On Wednesday (12 July) the European Commission announced its awaited proposals to cut the cost of using mobile phones when abroad.
"Consumers have waited too long to see tangible elements of the single market in this area," said commission president Jose Manuel Barroso.
Mr Barroso added that mobile operators had done "too little, too late" to reduce the "excessive" costs for consumers, with some companies charging five times the cost of the actual call.
"There was no alternative but to intervene in the interest of consumers," Mr Barroso told a press conference in Brussels.
The commission proposal is aimed to cut the cost of using a mobile phone abroad by up to 70 percent while giving industry six-months before the new rules enter into force.
"I gave my first official warning one year ago...and they [mobile operators] failed to reduce prices," said EU media commissioner Vivane Reding
"The market had its chance. It did not deliver," she added.
The final version of the proposal was the result of difficult negotiations within the commission itself.
During the past days media reports revealed how industry commissioner Gunter Verheugen, trade commissioner Peter Mandelson and commisioner Jacques Barrot responsible for transport opposed Ms Reding's original plans.
But on Wednesday Mr Barroso told journalists that "all sides of the debate have compromised."
A majority of EU commissioners was needed to pass the plan, according to the EU treaty rules.
Mobile industry against the proposals
Despite Brussels' softening its original proposals, the mobile industry is still arguing against the move on grounds that many European mobile operators have already made public commitments to lower rates.
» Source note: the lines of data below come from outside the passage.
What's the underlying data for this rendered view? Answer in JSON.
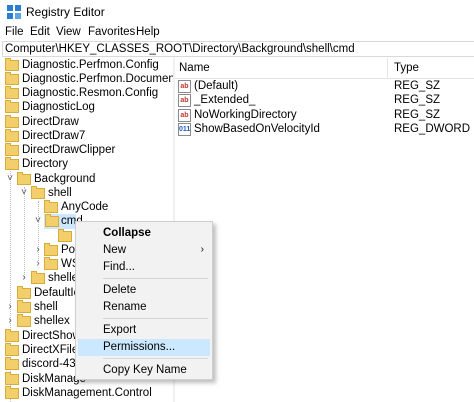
{
  "window": {
    "title": "Registry Editor",
    "icon": "registry-editor-icon"
  },
  "menu": [
    "File",
    "Edit",
    "View",
    "Favorites",
    "Help"
  ],
  "address": "Computer\\HKEY_CLASSES_ROOT\\Directory\\Background\\shell\\cmd",
  "tree": {
    "items": [
      "Diagnostic.Perfmon.Config",
      "Diagnostic.Perfmon.Document",
      "Diagnostic.Resmon.Config",
      "DiagnosticLog",
      "DirectDraw",
      "DirectDraw7",
      "DirectDrawClipper",
      "Directory",
      "Background",
      "shell",
      "AnyCode",
      "cmd",
      "",
      "Pov",
      "WS",
      "shellex",
      "DefaultIco",
      "shell",
      "shellex",
      "DirectShow",
      "DirectXFile",
      "discord-4329",
      "DiskManage",
      "DiskManagement.Control"
    ],
    "expand_glyph": "˅",
    "collapse_glyph": "›"
  },
  "list": {
    "headers": {
      "name": "Name",
      "type": "Type"
    },
    "values": [
      {
        "name": "(Default)",
        "type": "REG_SZ",
        "icon": "ab"
      },
      {
        "name": "_Extended_",
        "type": "REG_SZ",
        "icon": "ab"
      },
      {
        "name": "NoWorkingDirectory",
        "type": "REG_SZ",
        "icon": "ab"
      },
      {
        "name": "ShowBasedOnVelocityId",
        "type": "REG_DWORD",
        "icon": "011"
      }
    ]
  },
  "context_menu": {
    "items": [
      "Collapse",
      "New",
      "Find...",
      "Delete",
      "Rename",
      "Export",
      "Permissions...",
      "Copy Key Name"
    ],
    "submenu_arrow": "›",
    "highlighted": "Permissions..."
  },
  "colors": {
    "folder": "#f2cf6b",
    "selection": "#cce8ff",
    "menu_bg": "#f2f2f2"
  }
}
"The industry is delivering cuts in roaming prices today, well before any regulatory intervention would come into force," said Rob Conway, CEO of the GSM Association.
"Although the European Commission has dropped its unworkable 'home pricing principle', its new proposals still amount to a straitjacket that will stifle innovation, dampen competition and ultimately harm consumers," he said.
The home pricing principle says prices for cross-border calls should be the same as the customer's home prices.
"The commission's plans would represent a far-reaching and unprecedented intervention in a market, which is clearly delivering for its customers," Mr Conway added.
In the proposals the commission is suggesting a cap on so-called wholesale charges - the fees which phone networks pay one another for processing roaming calls.
Ms Reding's plan also suggests that the prices paid by consumers will be regulated and will be limited to the wholesale charge, with a profit margin of not more than 30 percent.
Member states and the European Parliament must still approve the proposals before they begin to bite.